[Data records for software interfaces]

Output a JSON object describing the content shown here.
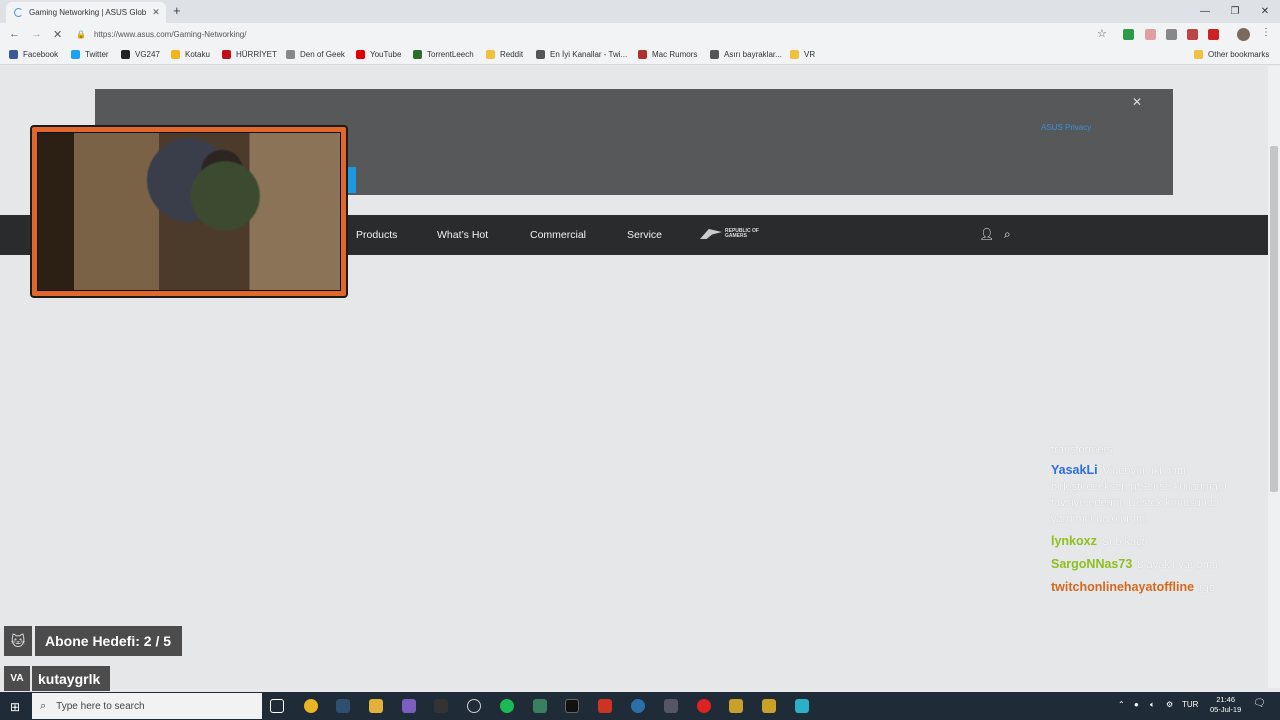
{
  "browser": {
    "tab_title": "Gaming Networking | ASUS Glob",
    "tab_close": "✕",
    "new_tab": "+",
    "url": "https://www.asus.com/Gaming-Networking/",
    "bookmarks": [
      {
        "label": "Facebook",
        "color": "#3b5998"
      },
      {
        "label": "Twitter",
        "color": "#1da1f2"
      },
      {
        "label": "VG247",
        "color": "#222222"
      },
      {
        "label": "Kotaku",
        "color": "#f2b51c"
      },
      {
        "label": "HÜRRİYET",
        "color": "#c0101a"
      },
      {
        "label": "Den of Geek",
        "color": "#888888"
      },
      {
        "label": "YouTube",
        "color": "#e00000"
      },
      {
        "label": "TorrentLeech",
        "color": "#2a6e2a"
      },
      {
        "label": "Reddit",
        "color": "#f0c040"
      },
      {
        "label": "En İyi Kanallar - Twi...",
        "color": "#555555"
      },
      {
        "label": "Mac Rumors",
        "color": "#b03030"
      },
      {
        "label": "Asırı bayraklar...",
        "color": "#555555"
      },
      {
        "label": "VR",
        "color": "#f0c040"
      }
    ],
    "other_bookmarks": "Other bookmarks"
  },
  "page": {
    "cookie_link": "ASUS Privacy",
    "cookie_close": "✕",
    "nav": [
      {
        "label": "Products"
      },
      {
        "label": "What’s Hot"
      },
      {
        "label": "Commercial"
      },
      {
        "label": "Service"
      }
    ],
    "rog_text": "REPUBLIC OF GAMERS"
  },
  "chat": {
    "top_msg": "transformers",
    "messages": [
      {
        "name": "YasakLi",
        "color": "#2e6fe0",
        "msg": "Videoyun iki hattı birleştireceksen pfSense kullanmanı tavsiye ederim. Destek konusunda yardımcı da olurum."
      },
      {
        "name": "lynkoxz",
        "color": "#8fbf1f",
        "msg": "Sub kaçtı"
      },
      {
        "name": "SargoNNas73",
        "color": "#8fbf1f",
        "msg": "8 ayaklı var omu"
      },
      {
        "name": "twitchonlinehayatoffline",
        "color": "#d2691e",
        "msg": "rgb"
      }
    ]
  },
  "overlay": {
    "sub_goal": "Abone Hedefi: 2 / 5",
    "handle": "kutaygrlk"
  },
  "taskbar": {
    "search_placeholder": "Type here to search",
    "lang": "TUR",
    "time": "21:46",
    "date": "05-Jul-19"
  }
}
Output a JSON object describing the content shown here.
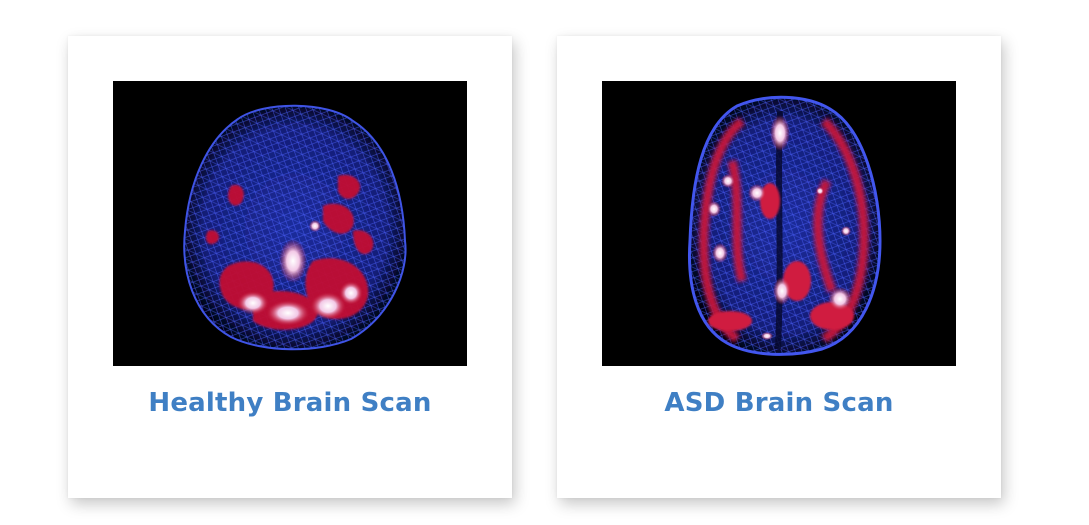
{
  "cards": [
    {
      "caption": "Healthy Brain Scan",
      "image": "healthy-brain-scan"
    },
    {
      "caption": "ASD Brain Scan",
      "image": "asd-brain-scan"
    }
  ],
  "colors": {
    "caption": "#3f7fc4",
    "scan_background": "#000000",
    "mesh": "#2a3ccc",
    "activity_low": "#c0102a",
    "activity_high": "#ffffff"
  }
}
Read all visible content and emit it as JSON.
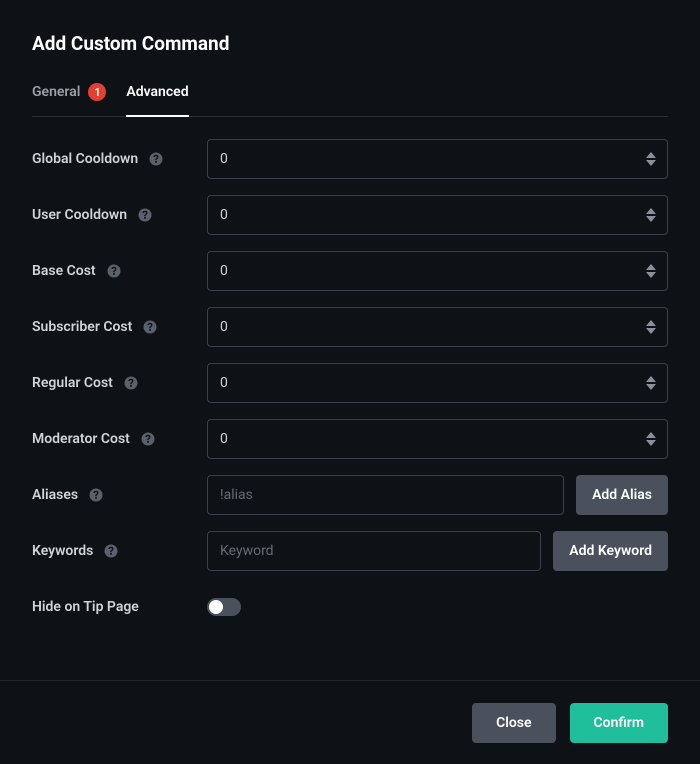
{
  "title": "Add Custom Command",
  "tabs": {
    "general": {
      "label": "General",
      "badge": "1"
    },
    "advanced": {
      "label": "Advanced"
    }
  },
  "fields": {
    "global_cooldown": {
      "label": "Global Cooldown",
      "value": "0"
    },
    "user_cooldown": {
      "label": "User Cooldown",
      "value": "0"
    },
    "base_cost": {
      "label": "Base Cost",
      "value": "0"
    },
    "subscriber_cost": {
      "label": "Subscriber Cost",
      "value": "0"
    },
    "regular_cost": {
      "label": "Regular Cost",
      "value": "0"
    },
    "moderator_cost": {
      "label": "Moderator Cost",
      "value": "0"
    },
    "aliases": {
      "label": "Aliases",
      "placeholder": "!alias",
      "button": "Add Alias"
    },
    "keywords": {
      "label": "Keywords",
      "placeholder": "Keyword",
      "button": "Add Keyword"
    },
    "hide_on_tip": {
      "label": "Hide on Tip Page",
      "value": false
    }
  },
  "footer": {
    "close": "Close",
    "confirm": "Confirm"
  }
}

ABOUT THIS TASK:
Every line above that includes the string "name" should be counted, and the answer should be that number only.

REPLY:
4